*** Dataset content Section Begins ***

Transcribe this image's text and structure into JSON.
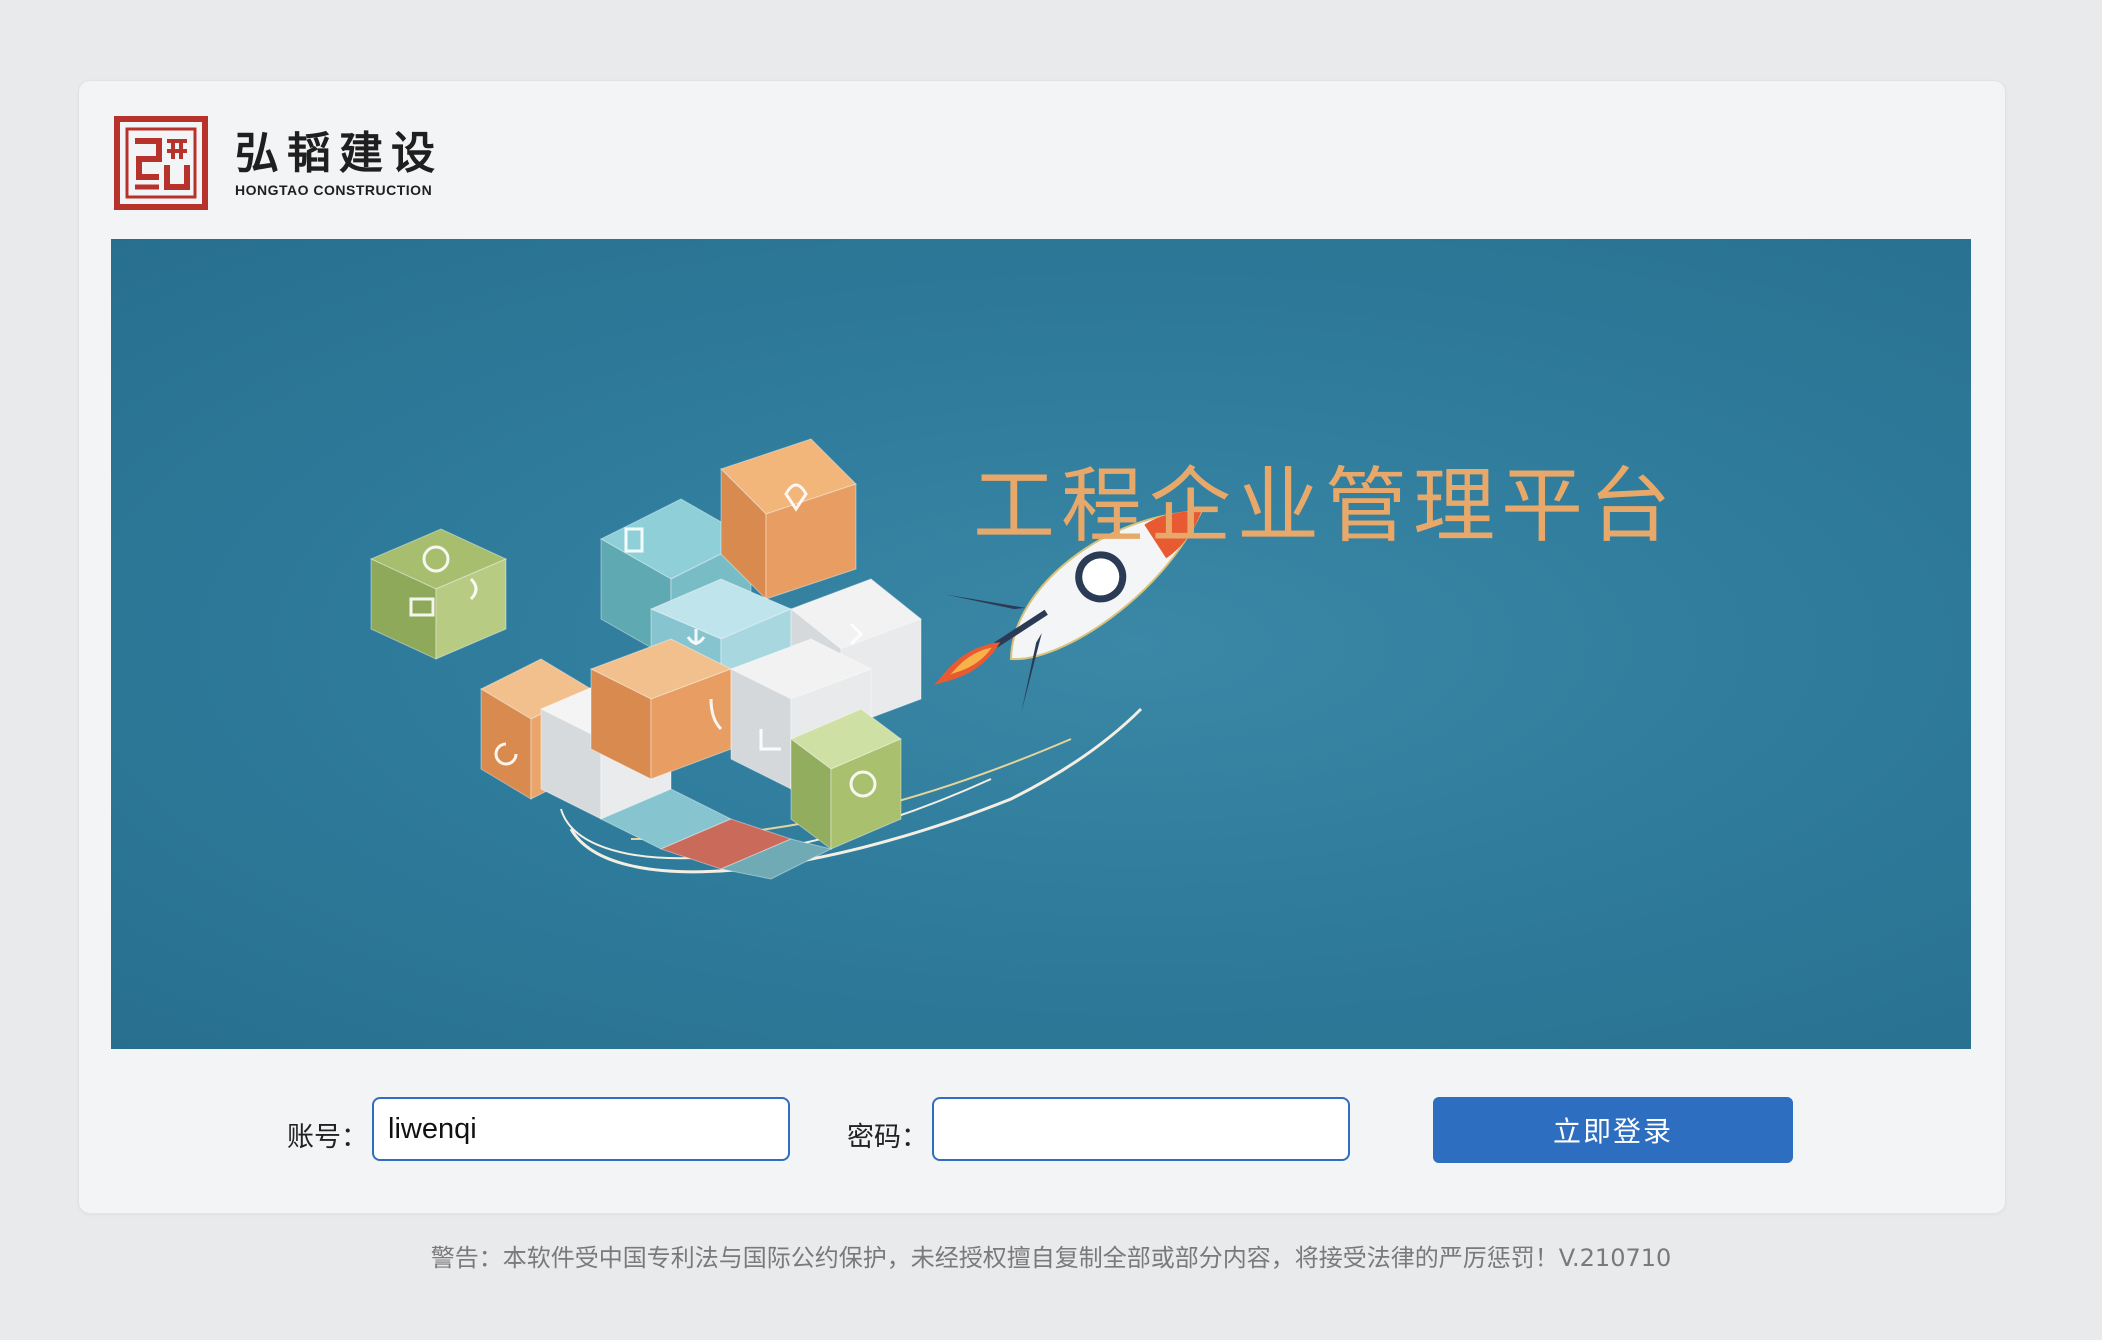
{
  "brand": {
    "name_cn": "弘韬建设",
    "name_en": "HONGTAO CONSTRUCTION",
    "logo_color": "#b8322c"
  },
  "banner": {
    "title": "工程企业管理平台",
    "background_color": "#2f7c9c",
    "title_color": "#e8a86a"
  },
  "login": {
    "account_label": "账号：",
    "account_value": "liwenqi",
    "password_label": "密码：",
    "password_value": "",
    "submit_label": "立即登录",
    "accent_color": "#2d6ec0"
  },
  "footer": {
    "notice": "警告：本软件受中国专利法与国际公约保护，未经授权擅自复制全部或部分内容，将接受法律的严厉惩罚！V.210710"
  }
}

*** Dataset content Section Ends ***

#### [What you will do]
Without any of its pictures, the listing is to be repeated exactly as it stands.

#### [Answer to the exercise]
Transcribe this image's text and structure into JSON.
{
  "brand": {
    "name_cn": "弘韬建设",
    "name_en": "HONGTAO CONSTRUCTION",
    "logo_color": "#b8322c"
  },
  "banner": {
    "title": "工程企业管理平台",
    "background_color": "#2f7c9c",
    "title_color": "#e8a86a"
  },
  "login": {
    "account_label": "账号：",
    "account_value": "liwenqi",
    "password_label": "密码：",
    "password_value": "",
    "submit_label": "立即登录",
    "accent_color": "#2d6ec0"
  },
  "footer": {
    "notice": "警告：本软件受中国专利法与国际公约保护，未经授权擅自复制全部或部分内容，将接受法律的严厉惩罚！V.210710"
  }
}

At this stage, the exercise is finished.